Such neutrality promises to be “very difficult” to maintain, especially in the face of Scotland’s desire for independence, while wanting to safeguard the monarchy, notes Mr. Hazell, who however underlines “the very strong sense of public service and public duty” by Charles.

Not the “aura” of Elizabeth

Charles approaches his reign much less beloved than his mother. According to a poll by the YouGov institute in 2021, just over a third of respondents thought he would make a good king, while over 70% had a favorable opinion of the queen.

Enough to revive the hopes of supporters of the abolition of the monarchy in favor of a republic, an idea supported by only 15% of Britons in recent years.

Charles “is not protected by the same almost impenetrable aura as the Queen”, according to Graham Smith, the director of the Republic movement.

To maintain the institution, Robert Hazell considers “conceivable” that Charles abdicates in favor of his son William, born in 1982 and very popular, an option still rejected by Elizabeth II.

Reduced standard of living

But for Graham Smith, “he’s not going to give up”.

Faced with growing criticism of the lifestyle of the royal family, scholars of the monarchy lend Charles the desire to reduce the number of its active members, living at the expense of the crown and devoting themselves to public engagements. They are currently ten.

The trend has already been boosted with the withdrawal of Prince Andrew, brother of Charles, implicated for his friendship with the late American financier Jeffrey Epstein, accused of trafficking in minors, then the departure to California of his son Harry.

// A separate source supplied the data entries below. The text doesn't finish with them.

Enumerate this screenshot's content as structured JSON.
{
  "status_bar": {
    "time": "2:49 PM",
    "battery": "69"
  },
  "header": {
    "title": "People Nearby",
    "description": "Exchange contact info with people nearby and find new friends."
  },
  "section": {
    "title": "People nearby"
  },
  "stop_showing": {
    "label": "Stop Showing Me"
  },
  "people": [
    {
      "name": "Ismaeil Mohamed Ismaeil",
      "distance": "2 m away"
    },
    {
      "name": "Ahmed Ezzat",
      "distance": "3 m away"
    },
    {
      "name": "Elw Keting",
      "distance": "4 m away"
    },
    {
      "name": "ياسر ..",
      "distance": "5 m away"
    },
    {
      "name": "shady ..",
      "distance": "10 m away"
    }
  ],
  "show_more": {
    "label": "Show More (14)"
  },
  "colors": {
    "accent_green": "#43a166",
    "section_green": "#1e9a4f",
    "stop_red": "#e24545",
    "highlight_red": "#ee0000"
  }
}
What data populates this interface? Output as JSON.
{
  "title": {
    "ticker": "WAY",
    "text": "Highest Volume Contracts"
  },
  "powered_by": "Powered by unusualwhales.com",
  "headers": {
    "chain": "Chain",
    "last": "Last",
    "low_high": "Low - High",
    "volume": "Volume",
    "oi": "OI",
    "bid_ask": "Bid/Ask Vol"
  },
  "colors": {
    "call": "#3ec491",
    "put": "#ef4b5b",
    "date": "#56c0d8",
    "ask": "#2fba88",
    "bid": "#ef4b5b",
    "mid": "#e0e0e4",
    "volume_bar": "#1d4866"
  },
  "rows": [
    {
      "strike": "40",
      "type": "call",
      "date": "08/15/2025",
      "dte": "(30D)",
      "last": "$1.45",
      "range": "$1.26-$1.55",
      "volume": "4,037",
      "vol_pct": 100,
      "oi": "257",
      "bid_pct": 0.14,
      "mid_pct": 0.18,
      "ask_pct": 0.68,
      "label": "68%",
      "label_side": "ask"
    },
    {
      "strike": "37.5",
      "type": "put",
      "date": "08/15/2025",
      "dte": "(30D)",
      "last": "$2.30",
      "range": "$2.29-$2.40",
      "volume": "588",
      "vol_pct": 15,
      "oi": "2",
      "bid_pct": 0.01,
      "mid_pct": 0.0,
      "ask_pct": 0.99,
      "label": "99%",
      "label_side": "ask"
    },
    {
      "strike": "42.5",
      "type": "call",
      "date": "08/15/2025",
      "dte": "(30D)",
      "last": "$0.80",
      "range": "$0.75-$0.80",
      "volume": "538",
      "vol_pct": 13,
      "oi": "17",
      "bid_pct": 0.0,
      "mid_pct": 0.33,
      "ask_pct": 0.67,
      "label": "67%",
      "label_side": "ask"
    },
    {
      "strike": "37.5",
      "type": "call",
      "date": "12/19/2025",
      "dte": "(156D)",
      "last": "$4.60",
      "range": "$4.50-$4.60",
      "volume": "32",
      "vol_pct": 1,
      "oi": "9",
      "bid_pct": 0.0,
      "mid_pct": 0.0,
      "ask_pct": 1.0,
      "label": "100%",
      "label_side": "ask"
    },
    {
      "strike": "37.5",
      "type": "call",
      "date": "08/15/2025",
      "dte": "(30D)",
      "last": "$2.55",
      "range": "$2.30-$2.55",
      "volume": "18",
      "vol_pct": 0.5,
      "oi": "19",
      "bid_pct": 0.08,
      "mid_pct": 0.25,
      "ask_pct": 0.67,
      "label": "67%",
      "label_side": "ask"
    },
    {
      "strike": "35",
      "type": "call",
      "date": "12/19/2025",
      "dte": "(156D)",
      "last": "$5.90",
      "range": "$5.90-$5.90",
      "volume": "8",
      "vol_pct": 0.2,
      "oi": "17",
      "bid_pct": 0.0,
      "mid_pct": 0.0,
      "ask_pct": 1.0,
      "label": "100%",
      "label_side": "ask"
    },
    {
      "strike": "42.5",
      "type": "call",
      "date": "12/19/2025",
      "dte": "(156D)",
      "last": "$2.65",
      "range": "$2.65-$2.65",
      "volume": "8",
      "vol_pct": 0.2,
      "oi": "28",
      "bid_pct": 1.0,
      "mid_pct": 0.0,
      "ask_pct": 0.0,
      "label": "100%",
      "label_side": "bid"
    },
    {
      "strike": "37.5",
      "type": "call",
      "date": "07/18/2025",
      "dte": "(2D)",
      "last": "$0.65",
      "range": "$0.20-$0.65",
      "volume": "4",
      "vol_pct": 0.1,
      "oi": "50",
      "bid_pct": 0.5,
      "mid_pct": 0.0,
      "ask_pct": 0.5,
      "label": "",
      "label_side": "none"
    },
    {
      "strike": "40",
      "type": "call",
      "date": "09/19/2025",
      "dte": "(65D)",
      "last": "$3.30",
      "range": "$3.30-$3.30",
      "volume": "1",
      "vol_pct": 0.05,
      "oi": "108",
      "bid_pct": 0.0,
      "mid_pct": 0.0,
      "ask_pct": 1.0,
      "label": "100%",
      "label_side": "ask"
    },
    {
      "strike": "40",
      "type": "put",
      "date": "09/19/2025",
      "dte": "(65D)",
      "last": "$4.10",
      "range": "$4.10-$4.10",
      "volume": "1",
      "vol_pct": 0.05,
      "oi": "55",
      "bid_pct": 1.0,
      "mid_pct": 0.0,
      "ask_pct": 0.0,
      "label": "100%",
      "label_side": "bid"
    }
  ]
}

For Robert Hazell, more than financial, the interest of continuing on this path is above all to limit the risks that a member of the royal family will “slip”.

It will be up to Charles to distribute the titles, choosing for example whether he passes on to his son that of “Prince of Wales” which he has worn since 1958.

The royal family has indicated that Camilla should wear the title ‘princess consort’ rather than ‘queen’ so as not to offend the public. But from a legal point of view, notes Mr. Hazell, she became queen “automatically”.